And oh how they change. The journey that they take along their transformation is both annoying (because seriously Lou stop being so damned self involved. and Really Will you don’t have to be such an asshole all of the time) and amazing (when you realize that Will is the first person who’s ever really seen Lou your heart will stop) and I enjoyed every second of it.

You will see this book touted as a love story, it isn’t. It is in fact a social commentary on euthananasia, quality of life, and whether someone should be able to decide for themselves what they should or should not do about their life if they are unhappy with it. It is also an example of what happens when one becomes stuck in  a certain lifestyle out of necessity and what can happen when one’s status quo abruptly changes.

As a nurse I struggled with the euthanasia subject because I have met people who have zero quality of life and are absolutely miserable, who are kept alive because someone loves them enough to think that they should be kept alive by any means necessary. And I’ve stated to myself and my co-workers how selfish those people are. BUT usually those people are older or not cognitively there. To be forced to face my prejudices on this subject with a young person who is fully there cognitively was such a great lesson for me.

There are a few areas where the author used her creative license ie: Louisa being hired to be someone’s companion even though she has no experience, the issues that Lou and her family have (two adult children arguing over clothes and who gets the bigger bed) but to me those things added to the story. Also my mother’s fully grown children still climb into her bed and are selfish as hell so *shrugs* I won’t ding her for those as I have seen others do. Besides if Louisa would have been the appropriate choice for the job Will would have never let her get so close to him and the story wouldn’t have progressed so I’m glad that he was the reason behind her growth.

For the first time in a long time I have used all of my stars and rated Me Before You 5 Stars!! ALL 5 of EM!

IMG_0846.JPG

If you’ve read it let me know if you loved it as much as I did in the comments. Especially if you’re a caretaker, nurse, or a person with disabilities. (I think she did a pretty good job of describing all of the BS people with disabilities go through but even though I’m a nurse I’m an AB so I’m not an authority on this. )
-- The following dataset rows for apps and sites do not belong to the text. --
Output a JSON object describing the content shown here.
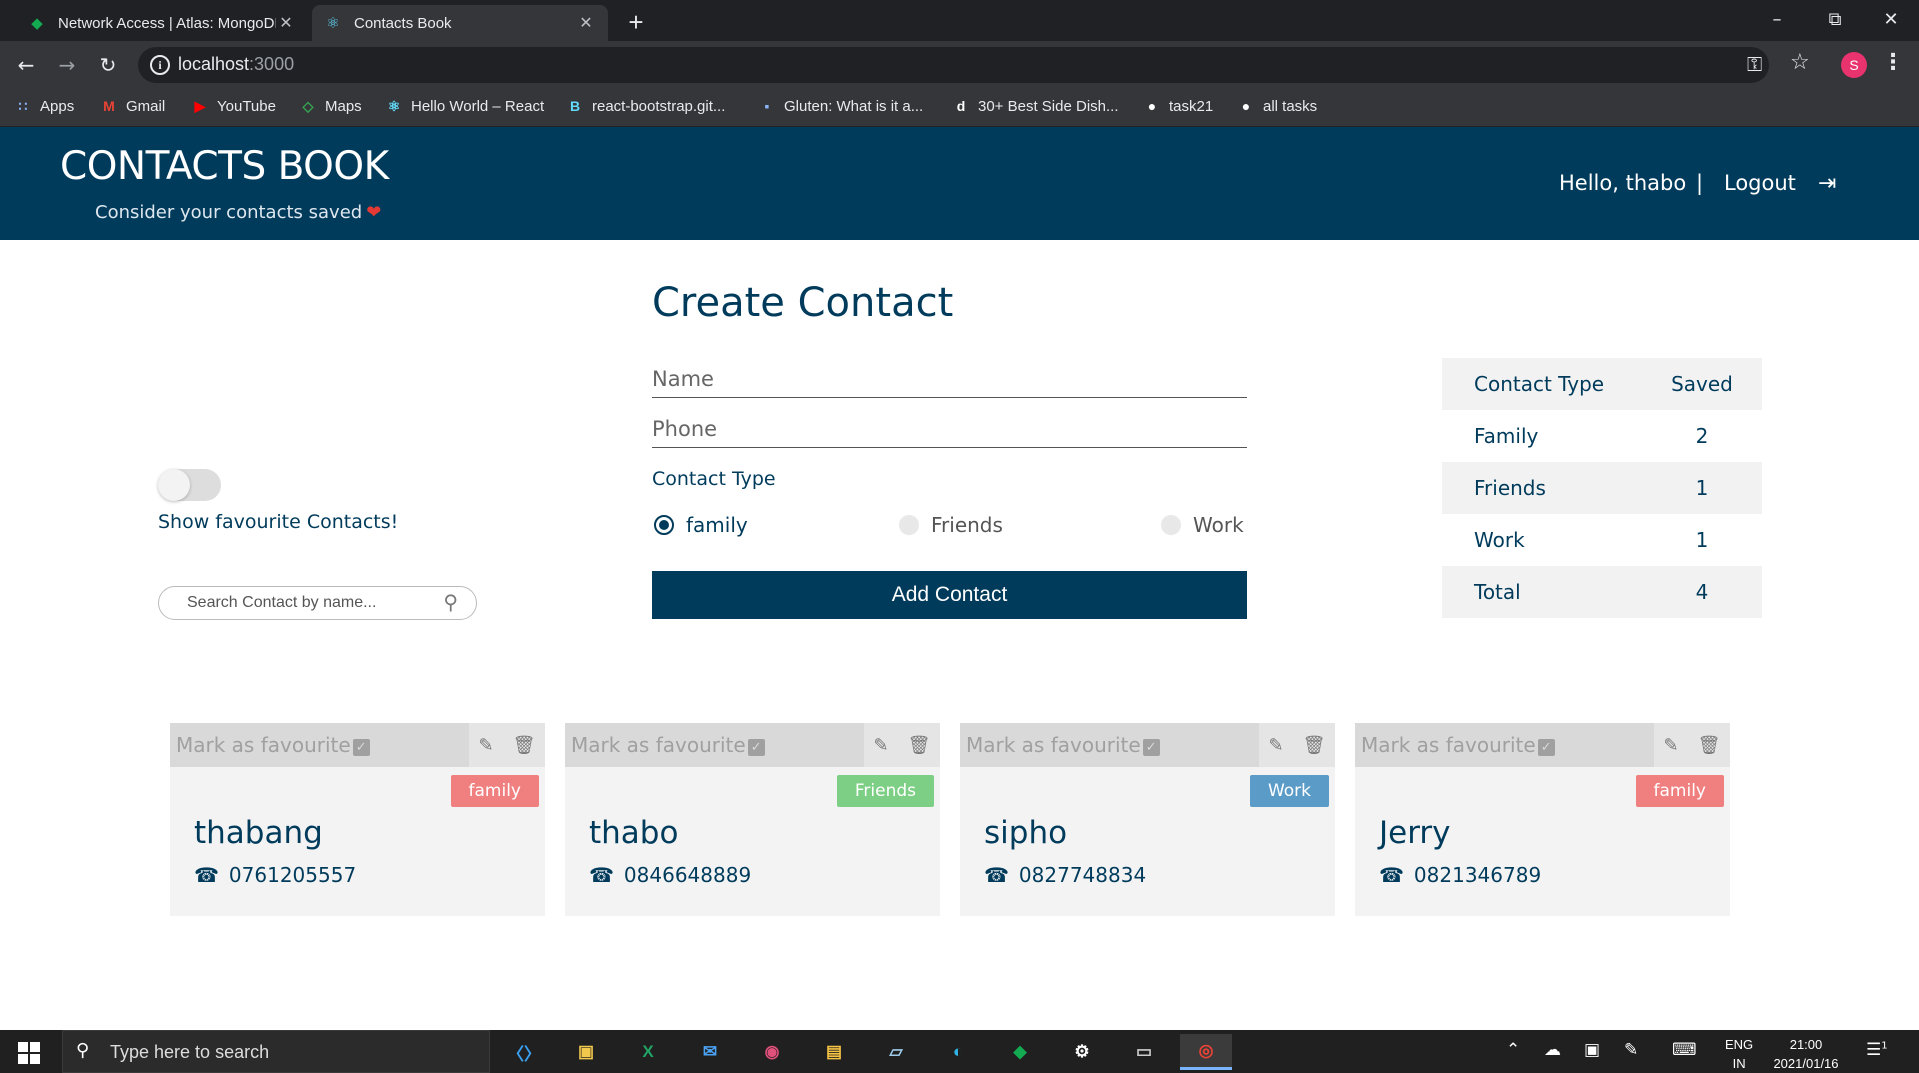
{
  "browser": {
    "tabs": [
      {
        "title": "Network Access | Atlas: MongoDB",
        "icon": "mongodb-leaf-icon",
        "active": false
      },
      {
        "title": "Contacts Book",
        "icon": "react-icon",
        "active": true
      }
    ],
    "url_host": "localhost",
    "url_port": ":3000",
    "profile_initial": "S",
    "bookmarks": [
      {
        "label": "Apps",
        "icon": "apps-grid-icon"
      },
      {
        "label": "Gmail",
        "icon": "gmail-icon"
      },
      {
        "label": "YouTube",
        "icon": "youtube-icon"
      },
      {
        "label": "Maps",
        "icon": "maps-icon"
      },
      {
        "label": "Hello World – React",
        "icon": "react-icon"
      },
      {
        "label": "react-bootstrap.git...",
        "icon": "react-bootstrap-icon"
      },
      {
        "label": "Gluten: What is it a...",
        "icon": "gluten-site-icon"
      },
      {
        "label": "30+ Best Side Dish...",
        "icon": "delish-icon"
      },
      {
        "label": "task21",
        "icon": "github-icon"
      },
      {
        "label": "all tasks",
        "icon": "github-icon"
      }
    ]
  },
  "header": {
    "brand": "CONTACTS BOOK",
    "tagline": "Consider your contacts saved",
    "greeting": "Hello, thabo",
    "separator": "|",
    "logout": "Logout",
    "colors": {
      "bar": "#003b5c",
      "heart": "#e53935"
    }
  },
  "sidebar": {
    "favourite_toggle_label": "Show favourite Contacts!",
    "favourite_toggle_on": false,
    "search_placeholder": "Search Contact by name..."
  },
  "form": {
    "title": "Create Contact",
    "name_placeholder": "Name",
    "phone_placeholder": "Phone",
    "contact_type_label": "Contact Type",
    "options": [
      {
        "label": "family",
        "checked": true
      },
      {
        "label": "Friends",
        "checked": false
      },
      {
        "label": "Work",
        "checked": false
      }
    ],
    "submit_label": "Add Contact"
  },
  "stats": {
    "headers": [
      "Contact Type",
      "Saved"
    ],
    "rows": [
      {
        "type": "Family",
        "count": "2"
      },
      {
        "type": "Friends",
        "count": "1"
      },
      {
        "type": "Work",
        "count": "1"
      },
      {
        "type": "Total",
        "count": "4"
      }
    ]
  },
  "contacts": [
    {
      "fav_label": "Mark as favourite",
      "badge": "family",
      "badge_color": "#f08080",
      "name": "thabang",
      "phone": "0761205557"
    },
    {
      "fav_label": "Mark as favourite",
      "badge": "Friends",
      "badge_color": "#7dcf85",
      "name": "thabo",
      "phone": "0846648889"
    },
    {
      "fav_label": "Mark as favourite",
      "badge": "Work",
      "badge_color": "#5b9bc8",
      "name": "sipho",
      "phone": "0827748834"
    },
    {
      "fav_label": "Mark as favourite",
      "badge": "family",
      "badge_color": "#f08080",
      "name": "Jerry",
      "phone": "0821346789"
    }
  ],
  "taskbar": {
    "search_placeholder": "Type here to search",
    "apps": [
      "vscode-icon",
      "store-icon",
      "excel-icon",
      "mail-icon",
      "media-icon",
      "file-explorer-icon",
      "notes-icon",
      "edge-icon",
      "mongodb-compass-icon",
      "settings-icon",
      "terminal-icon",
      "chrome-icon"
    ],
    "lang_line1": "ENG",
    "lang_line2": "IN",
    "time": "21:00",
    "date": "2021/01/16",
    "notification_count": "1"
  }
}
Oh and Spoiler ALERT! There is a movie adaptation coming out on June 3rd and it looks sooooo good. Check out the trailer here: Me Before You and remember to  #LiveBoldly